Here the key question is "what do I want to achieve?". Get to the core of what you want. This is likely the negation of the effect. In the example above the effect is the pain when you work at the computer. Note that it is not "sitting" in front of the computer, which would be a (potential) cause, not an effect. Assuming that working at the computer is necessary, we discount that as a cause to reverse. So the goal would be not to be in pain when working at the computer.
However, whilst we want to negate the undesirable effect, it may also be an advantage to turn the problem around and frame the goal as something positive to strive for. Rather than avoiding pain our goal can be to work in comfort.
Spotlight 1 (confirmed or revised brief)
Now we shine a spotlight onto all the statements and information we gathered. And we try to debunk it. Are we making assumptions? We want to make sure we are working on the right problem, have the right information, all of it, and ask ourselves "is that what I really want?".
Theoretically, one can drill down into deeper causes to the point of asking existential questions. In the chair example you might ask "do I really need to work at the computer?", "do I need that money?" "could I go into a Buddhist monastery?". You will have to find your reasonable cut-off point.
The outcome of this will either be confirmation or we have to revise our information or brief.
This is the fun part where we come up with ideas. This is the creative phase. How can we achieve our goal? In the chair example we have established that sitting for long hours is a cause, and so is sitting for long hours. And there is pain, which we don't want. One solution would be to take pain killers. So how do we deal with the long hours? We break up the sessions and move around doing other things, maybe take some exercise. As for sitting, one solution would be to not sit in front of the computer. Maybe a kneeling chair, a standing desk, or reclining in bed. You could also combine the shorter spells and alternating positions. And what about outsourcing some of the work, or dictating whilst you move about?

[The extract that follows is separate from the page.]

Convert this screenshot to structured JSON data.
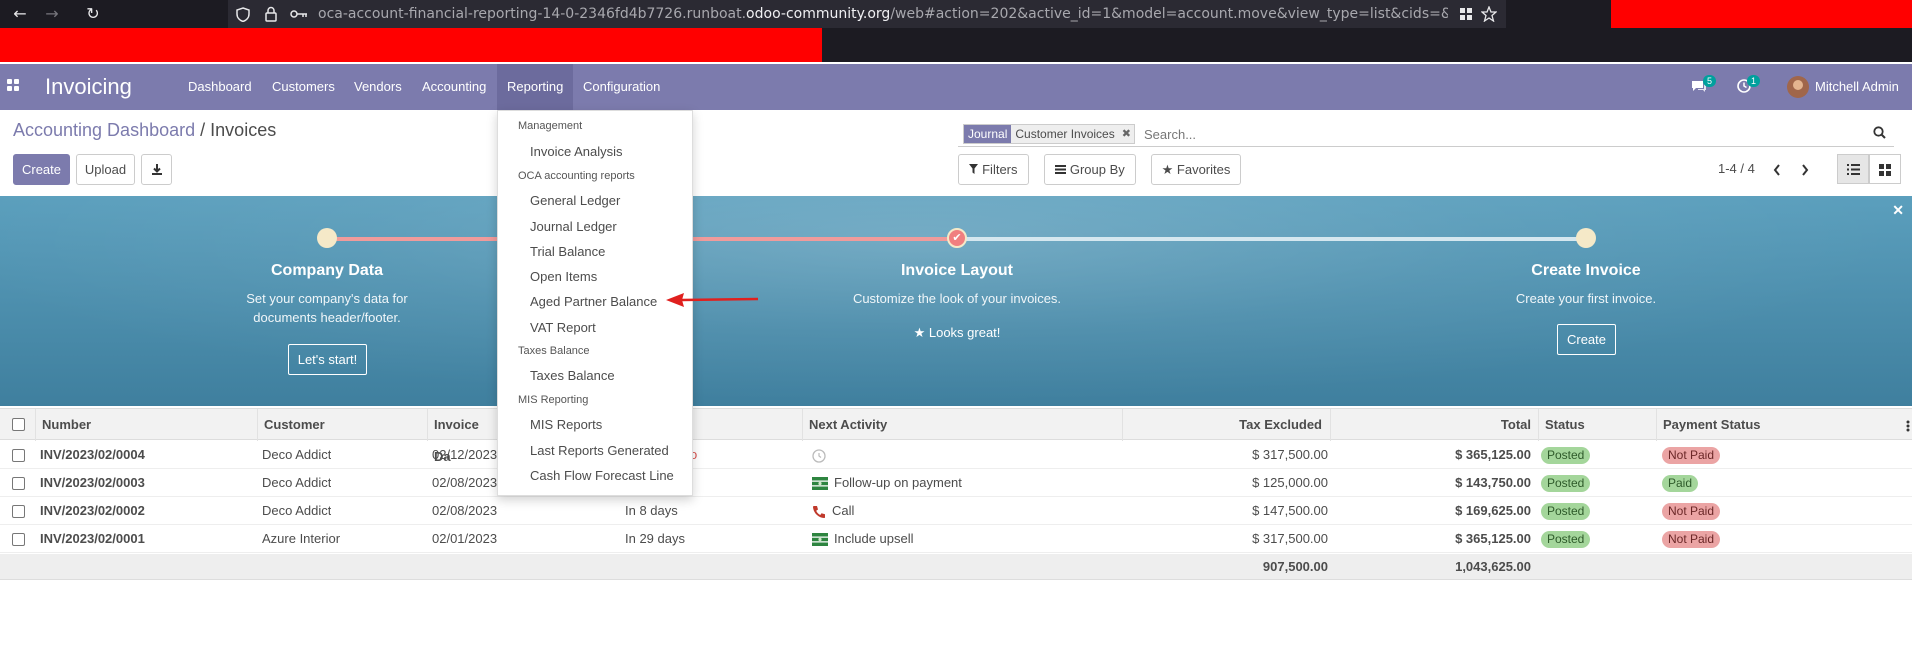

Spotlight 2 (potential solutions)
Now we put each of our ideas under the spotlight. Are they any good? Do they solve the problem? Is there something we can do to mitigate a negative point in an otherwise good idea (back, briefly, to "create")? Judge each idea on grounds of desirability, suitability, usefulness, and feasibility, as well as urgency.

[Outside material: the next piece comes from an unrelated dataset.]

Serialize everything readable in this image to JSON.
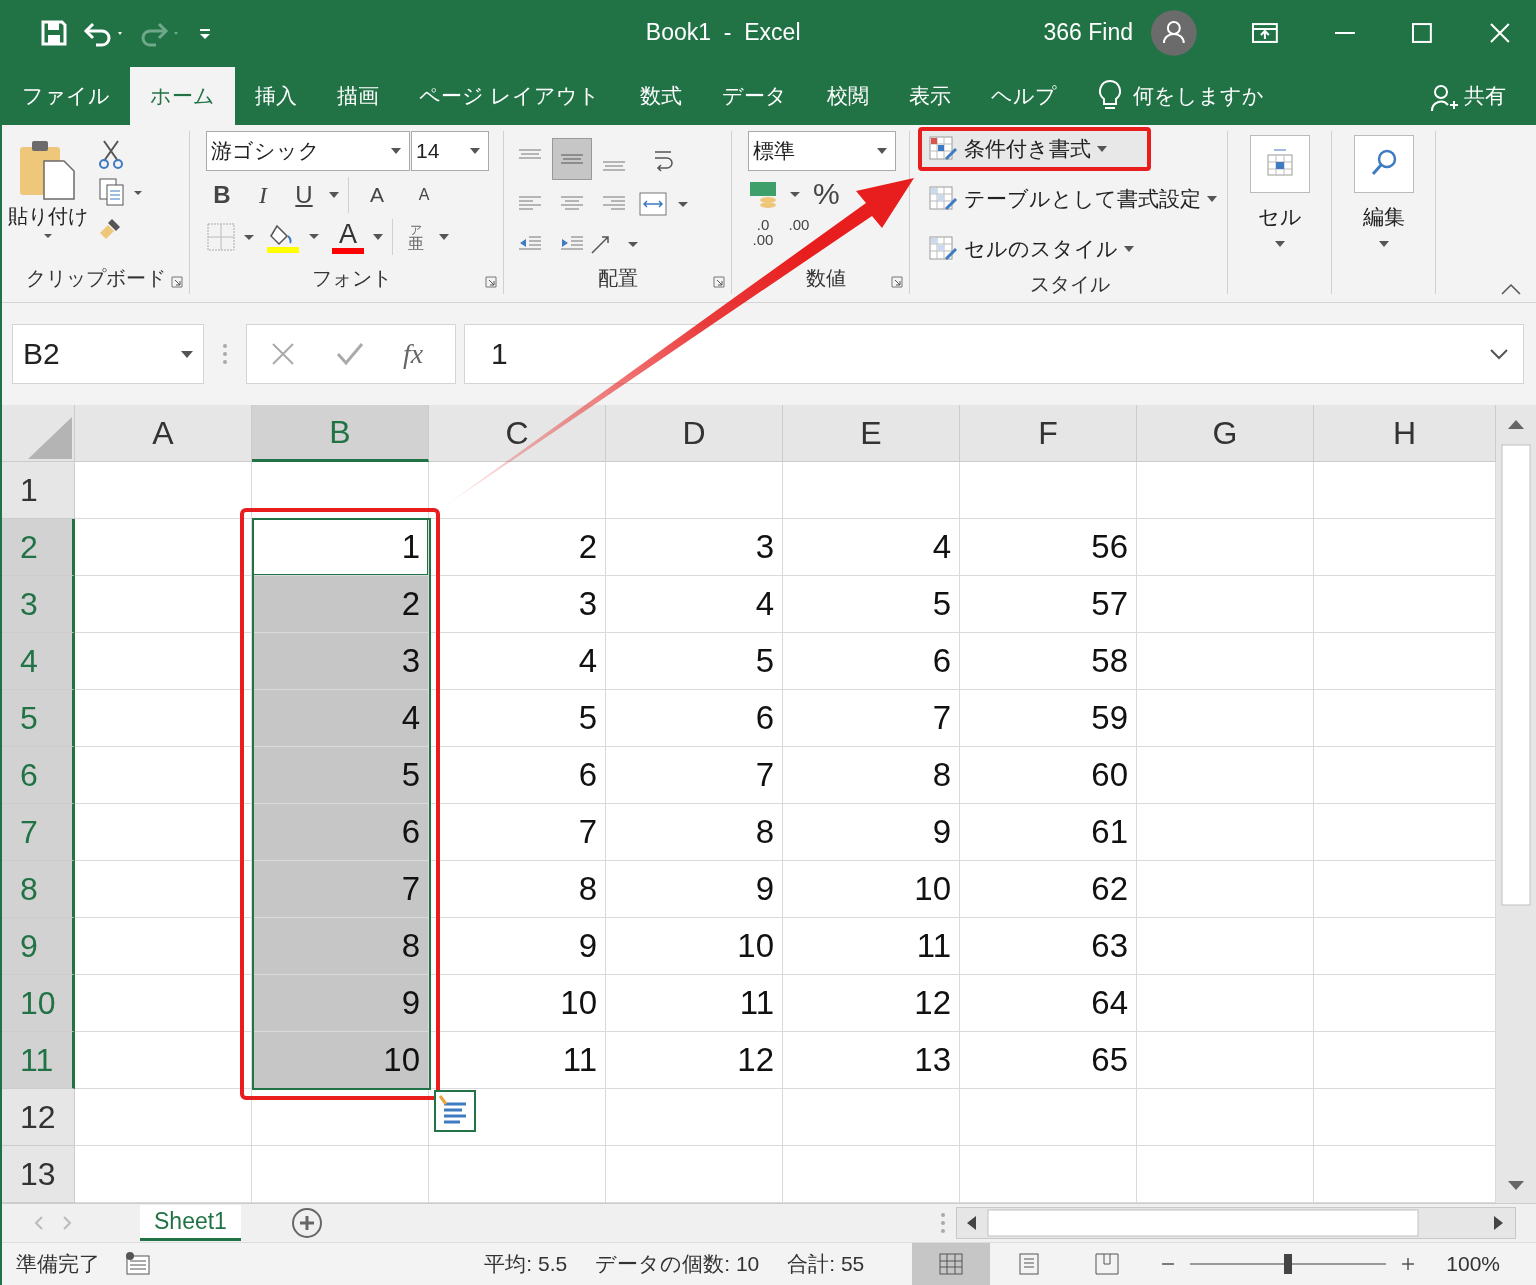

Now we hold the ideas next to each other and compare. Which is the best choice? Can we combine several ideas? It is not always either-or. Is there a second choice? Put this on the back boiler. This could be plan B.

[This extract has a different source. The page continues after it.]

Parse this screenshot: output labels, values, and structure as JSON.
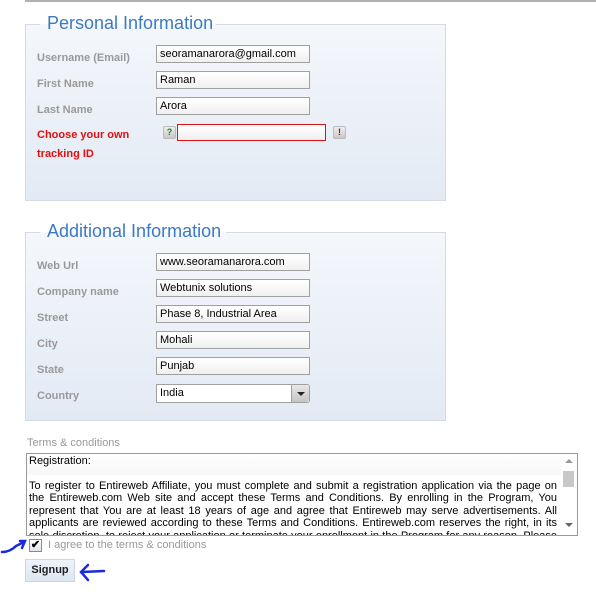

We picked the best choice and now it is time to put things into action. What do we have to do to get this thing done? Break it up into individual tasks. What is the right sequence? Can some things be done in parallel?
When should they be done? Does anything need scheduling? Who can help? What resources do I need and which do I have? Then - do it!
Spotlight 3 (verdict)
This is the morning after, when we look at our deed in the cool light of day. Was it a success? Yes? Goal achieved!
No? There are three alternative paths for an unsatisfactory result.
- Abandon - the problem wasn't important enough to solve, given the price of solving it
- Improve - go back to the beginning and re-visit any necessary steps to refine the solution
- Plan B - go back to your second choice and go through the subsequent steps for that choice (tasks, implementation, spotlight 3)
Match the Process to the Problem
Not every problem requires a thorough walk through the steps. Instead, we can skip or run through some and dwell a little on the necessary ones. Match the depth of the process to the size of the problem. Nevertheless, even a small problem can be solved more quickly by using the key questions and a little creativity and judgement. In the end you will, of course, act one way or another. The steps guide will ensure you have not overlooked anything.
Reminder of Download
The above steps are set out as key points in the free, downloadable table, which includes purpose, outcome, key words, application and key questions. The simplex is a graphical illustration of the steps.